So, how convincing is this new bishonen Moriarty (not to mention his two equally good-looking brothers who don’t exist in Conan Doyle’s stories)? In one of the little bonus manga ‘Louis the Depressed’ at the end of the volume, writer and artist make gentle fun of their conceit in altering Conan Doyle’s creation, showing the original Sidney Paget illustration of Moriarty from the Strand Magazine (neither young nor handsome). More light-hearted fourth wall-breaking follows as the brothers assess how many times Conan Doyle introduces ‘his’ Moriarty into his stories (only six). The author, Ryosuke Takeuchi, storyboarded All You Need is Kill and Hikaru Miyoshi’s first work was collaborating with Gen Urobuchii on Inspector Akane Tsunemori, a manga version of Psycho-Pass Season 1; these are significant as a backlist, pointing to a certain darker seinen tone of voice (even though the manga is published in shonen JUMP SQ). Apart from my earlier complaint about the US tone of voice creeping in to the translation, the unnamed translator does a fine job with all the historical info-dumps and the copious amounts of dialogue; for all the action, this is also a very talky manga.

An interesting – but flawed – volume, as an introduction to the series, and – let’s face it – we’re all impatient for Sherlock to make his first appearance. I’ve read ahead and can confirm that things definitely improve when the detective and his faithful companion Watson brush up against the Moriarty brothers for the first time.

As I write this review, Moriarty the Patriot (the anime TV series) is about to make its debut in the Autumn 2020 Season – and I’m sure this will bring many more readers to the manga. The trailer does a very effective job in evoking late nineteenth century London – and we’ll be covering this new anime in our Season Preview.
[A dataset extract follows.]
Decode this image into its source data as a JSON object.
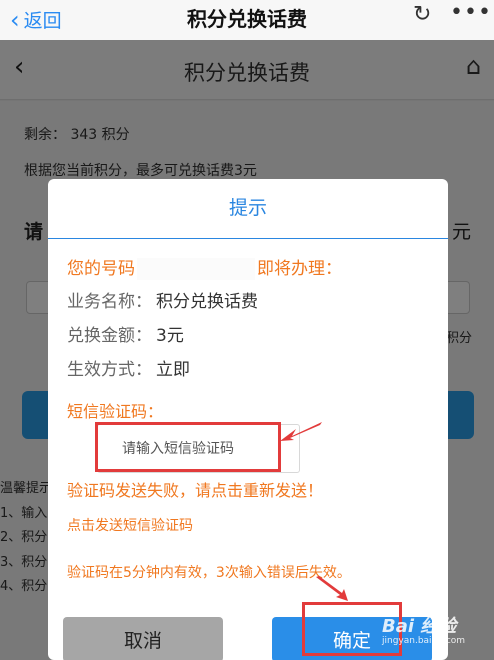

Read a free preview on the publisher’s website here.

7 / 10


Sarah's been writing about her love of manga and anime since Whenever - and first started watching via Le Club Dorothée in France...

More posts from Sarah...